··· DATASET EXCERPTS ···

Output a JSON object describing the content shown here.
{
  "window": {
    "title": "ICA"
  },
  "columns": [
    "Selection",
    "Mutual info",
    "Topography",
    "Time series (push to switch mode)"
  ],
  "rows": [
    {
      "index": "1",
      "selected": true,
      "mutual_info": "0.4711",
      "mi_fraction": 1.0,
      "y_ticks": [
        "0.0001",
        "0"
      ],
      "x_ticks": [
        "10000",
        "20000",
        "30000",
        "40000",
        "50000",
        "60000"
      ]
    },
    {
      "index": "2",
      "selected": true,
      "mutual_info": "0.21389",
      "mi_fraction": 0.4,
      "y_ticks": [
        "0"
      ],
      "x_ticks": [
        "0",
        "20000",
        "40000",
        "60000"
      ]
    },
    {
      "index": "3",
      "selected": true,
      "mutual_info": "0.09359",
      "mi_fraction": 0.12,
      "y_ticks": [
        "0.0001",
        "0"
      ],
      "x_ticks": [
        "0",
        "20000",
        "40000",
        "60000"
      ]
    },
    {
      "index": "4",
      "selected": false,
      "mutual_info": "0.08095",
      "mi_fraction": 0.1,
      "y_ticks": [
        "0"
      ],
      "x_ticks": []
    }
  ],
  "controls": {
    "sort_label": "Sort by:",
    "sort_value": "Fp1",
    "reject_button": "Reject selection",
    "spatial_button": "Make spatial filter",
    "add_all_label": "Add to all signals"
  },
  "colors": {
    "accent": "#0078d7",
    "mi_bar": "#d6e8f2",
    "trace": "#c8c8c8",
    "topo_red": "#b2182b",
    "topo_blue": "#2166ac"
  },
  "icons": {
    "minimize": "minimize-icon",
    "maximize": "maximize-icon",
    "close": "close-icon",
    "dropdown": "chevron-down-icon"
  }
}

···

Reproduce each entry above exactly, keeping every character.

Output a JSON object describing the content shown here.
{
  "window": {
    "title": "ICA"
  },
  "columns": [
    "Selection",
    "Mutual info",
    "Topography",
    "Time series (push to switch mode)"
  ],
  "rows": [
    {
      "index": "1",
      "selected": true,
      "mutual_info": "0.4711",
      "mi_fraction": 1.0,
      "y_ticks": [
        "0.0001",
        "0"
      ],
      "x_ticks": [
        "10000",
        "20000",
        "30000",
        "40000",
        "50000",
        "60000"
      ]
    },
    {
      "index": "2",
      "selected": true,
      "mutual_info": "0.21389",
      "mi_fraction": 0.4,
      "y_ticks": [
        "0"
      ],
      "x_ticks": [
        "0",
        "20000",
        "40000",
        "60000"
      ]
    },
    {
      "index": "3",
      "selected": true,
      "mutual_info": "0.09359",
      "mi_fraction": 0.12,
      "y_ticks": [
        "0.0001",
        "0"
      ],
      "x_ticks": [
        "0",
        "20000",
        "40000",
        "60000"
      ]
    },
    {
      "index": "4",
      "selected": false,
      "mutual_info": "0.08095",
      "mi_fraction": 0.1,
      "y_ticks": [
        "0"
      ],
      "x_ticks": []
    }
  ],
  "controls": {
    "sort_label": "Sort by:",
    "sort_value": "Fp1",
    "reject_button": "Reject selection",
    "spatial_button": "Make spatial filter",
    "add_all_label": "Add to all signals"
  },
  "colors": {
    "accent": "#0078d7",
    "mi_bar": "#d6e8f2",
    "trace": "#c8c8c8",
    "topo_red": "#b2182b",
    "topo_blue": "#2166ac"
  },
  "icons": {
    "minimize": "minimize-icon",
    "maximize": "maximize-icon",
    "close": "close-icon",
    "dropdown": "chevron-down-icon"
  }
}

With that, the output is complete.